[Work request]:
Return every record verbatim.

BEGIN Information

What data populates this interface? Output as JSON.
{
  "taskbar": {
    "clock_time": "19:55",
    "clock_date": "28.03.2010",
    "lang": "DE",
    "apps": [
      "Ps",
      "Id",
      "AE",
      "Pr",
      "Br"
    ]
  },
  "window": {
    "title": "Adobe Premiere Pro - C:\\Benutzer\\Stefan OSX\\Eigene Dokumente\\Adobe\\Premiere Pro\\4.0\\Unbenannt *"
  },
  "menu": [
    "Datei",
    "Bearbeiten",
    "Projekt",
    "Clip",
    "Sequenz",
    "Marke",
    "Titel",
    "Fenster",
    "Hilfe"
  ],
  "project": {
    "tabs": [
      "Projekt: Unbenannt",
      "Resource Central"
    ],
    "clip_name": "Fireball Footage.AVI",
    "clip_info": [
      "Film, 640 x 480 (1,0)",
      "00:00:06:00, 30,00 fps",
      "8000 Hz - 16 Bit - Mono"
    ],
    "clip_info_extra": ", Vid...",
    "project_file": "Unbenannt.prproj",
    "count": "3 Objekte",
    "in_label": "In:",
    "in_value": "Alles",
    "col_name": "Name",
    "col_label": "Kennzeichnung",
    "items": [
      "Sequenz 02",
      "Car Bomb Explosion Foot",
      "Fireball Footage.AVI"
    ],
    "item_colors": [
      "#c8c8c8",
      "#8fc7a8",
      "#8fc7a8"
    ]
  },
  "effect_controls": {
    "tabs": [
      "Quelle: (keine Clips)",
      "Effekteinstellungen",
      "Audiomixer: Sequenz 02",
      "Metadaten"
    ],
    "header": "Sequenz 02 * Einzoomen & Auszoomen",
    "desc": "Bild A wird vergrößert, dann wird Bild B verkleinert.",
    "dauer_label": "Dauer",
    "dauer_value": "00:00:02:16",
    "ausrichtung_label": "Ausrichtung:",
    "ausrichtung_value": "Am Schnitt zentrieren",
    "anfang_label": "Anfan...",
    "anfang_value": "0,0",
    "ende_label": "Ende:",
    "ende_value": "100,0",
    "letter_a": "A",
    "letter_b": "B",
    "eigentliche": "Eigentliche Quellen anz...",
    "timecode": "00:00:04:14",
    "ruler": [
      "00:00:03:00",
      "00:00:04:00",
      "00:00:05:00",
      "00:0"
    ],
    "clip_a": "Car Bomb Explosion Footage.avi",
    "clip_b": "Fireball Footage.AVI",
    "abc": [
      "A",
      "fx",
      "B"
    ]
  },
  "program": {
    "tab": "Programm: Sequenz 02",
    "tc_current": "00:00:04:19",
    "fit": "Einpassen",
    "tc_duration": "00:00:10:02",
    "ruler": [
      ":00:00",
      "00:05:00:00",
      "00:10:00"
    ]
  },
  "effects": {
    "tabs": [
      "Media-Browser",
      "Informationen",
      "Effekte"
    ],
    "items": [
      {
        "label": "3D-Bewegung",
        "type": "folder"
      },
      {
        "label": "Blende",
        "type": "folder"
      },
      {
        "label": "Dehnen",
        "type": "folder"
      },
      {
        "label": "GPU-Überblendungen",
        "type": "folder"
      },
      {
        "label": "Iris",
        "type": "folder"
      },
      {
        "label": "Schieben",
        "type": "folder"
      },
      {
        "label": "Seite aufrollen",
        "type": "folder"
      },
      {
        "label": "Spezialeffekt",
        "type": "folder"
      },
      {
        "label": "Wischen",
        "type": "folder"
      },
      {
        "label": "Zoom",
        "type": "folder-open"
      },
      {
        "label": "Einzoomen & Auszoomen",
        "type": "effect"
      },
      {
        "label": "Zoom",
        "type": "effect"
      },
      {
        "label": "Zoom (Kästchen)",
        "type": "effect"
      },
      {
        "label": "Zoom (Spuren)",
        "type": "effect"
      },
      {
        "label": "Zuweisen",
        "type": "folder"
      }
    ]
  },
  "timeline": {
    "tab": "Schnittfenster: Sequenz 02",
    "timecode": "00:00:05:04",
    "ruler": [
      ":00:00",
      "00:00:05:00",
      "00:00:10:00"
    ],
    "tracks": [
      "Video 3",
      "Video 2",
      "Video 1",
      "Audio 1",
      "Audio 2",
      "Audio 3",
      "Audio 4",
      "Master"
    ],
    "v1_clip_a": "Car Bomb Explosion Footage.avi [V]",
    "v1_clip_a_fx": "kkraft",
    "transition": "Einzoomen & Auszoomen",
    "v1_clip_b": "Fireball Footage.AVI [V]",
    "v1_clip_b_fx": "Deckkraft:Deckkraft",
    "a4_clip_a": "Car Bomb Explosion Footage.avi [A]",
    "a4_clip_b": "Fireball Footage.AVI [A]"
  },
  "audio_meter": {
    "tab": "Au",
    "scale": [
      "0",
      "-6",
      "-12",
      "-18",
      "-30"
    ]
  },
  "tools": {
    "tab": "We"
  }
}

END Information

[Response area]:
What data populates this interface? Output as JSON.
{
  "taskbar": {
    "clock_time": "19:55",
    "clock_date": "28.03.2010",
    "lang": "DE",
    "apps": [
      "Ps",
      "Id",
      "AE",
      "Pr",
      "Br"
    ]
  },
  "window": {
    "title": "Adobe Premiere Pro - C:\\Benutzer\\Stefan OSX\\Eigene Dokumente\\Adobe\\Premiere Pro\\4.0\\Unbenannt *"
  },
  "menu": [
    "Datei",
    "Bearbeiten",
    "Projekt",
    "Clip",
    "Sequenz",
    "Marke",
    "Titel",
    "Fenster",
    "Hilfe"
  ],
  "project": {
    "tabs": [
      "Projekt: Unbenannt",
      "Resource Central"
    ],
    "clip_name": "Fireball Footage.AVI",
    "clip_info": [
      "Film, 640 x 480 (1,0)",
      "00:00:06:00, 30,00 fps",
      "8000 Hz - 16 Bit - Mono"
    ],
    "clip_info_extra": ", Vid...",
    "project_file": "Unbenannt.prproj",
    "count": "3 Objekte",
    "in_label": "In:",
    "in_value": "Alles",
    "col_name": "Name",
    "col_label": "Kennzeichnung",
    "items": [
      "Sequenz 02",
      "Car Bomb Explosion Foot",
      "Fireball Footage.AVI"
    ],
    "item_colors": [
      "#c8c8c8",
      "#8fc7a8",
      "#8fc7a8"
    ]
  },
  "effect_controls": {
    "tabs": [
      "Quelle: (keine Clips)",
      "Effekteinstellungen",
      "Audiomixer: Sequenz 02",
      "Metadaten"
    ],
    "header": "Sequenz 02 * Einzoomen & Auszoomen",
    "desc": "Bild A wird vergrößert, dann wird Bild B verkleinert.",
    "dauer_label": "Dauer",
    "dauer_value": "00:00:02:16",
    "ausrichtung_label": "Ausrichtung:",
    "ausrichtung_value": "Am Schnitt zentrieren",
    "anfang_label": "Anfan...",
    "anfang_value": "0,0",
    "ende_label": "Ende:",
    "ende_value": "100,0",
    "letter_a": "A",
    "letter_b": "B",
    "eigentliche": "Eigentliche Quellen anz...",
    "timecode": "00:00:04:14",
    "ruler": [
      "00:00:03:00",
      "00:00:04:00",
      "00:00:05:00",
      "00:0"
    ],
    "clip_a": "Car Bomb Explosion Footage.avi",
    "clip_b": "Fireball Footage.AVI",
    "abc": [
      "A",
      "fx",
      "B"
    ]
  },
  "program": {
    "tab": "Programm: Sequenz 02",
    "tc_current": "00:00:04:19",
    "fit": "Einpassen",
    "tc_duration": "00:00:10:02",
    "ruler": [
      ":00:00",
      "00:05:00:00",
      "00:10:00"
    ]
  },
  "effects": {
    "tabs": [
      "Media-Browser",
      "Informationen",
      "Effekte"
    ],
    "items": [
      {
        "label": "3D-Bewegung",
        "type": "folder"
      },
      {
        "label": "Blende",
        "type": "folder"
      },
      {
        "label": "Dehnen",
        "type": "folder"
      },
      {
        "label": "GPU-Überblendungen",
        "type": "folder"
      },
      {
        "label": "Iris",
        "type": "folder"
      },
      {
        "label": "Schieben",
        "type": "folder"
      },
      {
        "label": "Seite aufrollen",
        "type": "folder"
      },
      {
        "label": "Spezialeffekt",
        "type": "folder"
      },
      {
        "label": "Wischen",
        "type": "folder"
      },
      {
        "label": "Zoom",
        "type": "folder-open"
      },
      {
        "label": "Einzoomen & Auszoomen",
        "type": "effect"
      },
      {
        "label": "Zoom",
        "type": "effect"
      },
      {
        "label": "Zoom (Kästchen)",
        "type": "effect"
      },
      {
        "label": "Zoom (Spuren)",
        "type": "effect"
      },
      {
        "label": "Zuweisen",
        "type": "folder"
      }
    ]
  },
  "timeline": {
    "tab": "Schnittfenster: Sequenz 02",
    "timecode": "00:00:05:04",
    "ruler": [
      ":00:00",
      "00:00:05:00",
      "00:00:10:00"
    ],
    "tracks": [
      "Video 3",
      "Video 2",
      "Video 1",
      "Audio 1",
      "Audio 2",
      "Audio 3",
      "Audio 4",
      "Master"
    ],
    "v1_clip_a": "Car Bomb Explosion Footage.avi [V]",
    "v1_clip_a_fx": "kkraft",
    "transition": "Einzoomen & Auszoomen",
    "v1_clip_b": "Fireball Footage.AVI [V]",
    "v1_clip_b_fx": "Deckkraft:Deckkraft",
    "a4_clip_a": "Car Bomb Explosion Footage.avi [A]",
    "a4_clip_b": "Fireball Footage.AVI [A]"
  },
  "audio_meter": {
    "tab": "Au",
    "scale": [
      "0",
      "-6",
      "-12",
      "-18",
      "-30"
    ]
  },
  "tools": {
    "tab": "We"
  }
}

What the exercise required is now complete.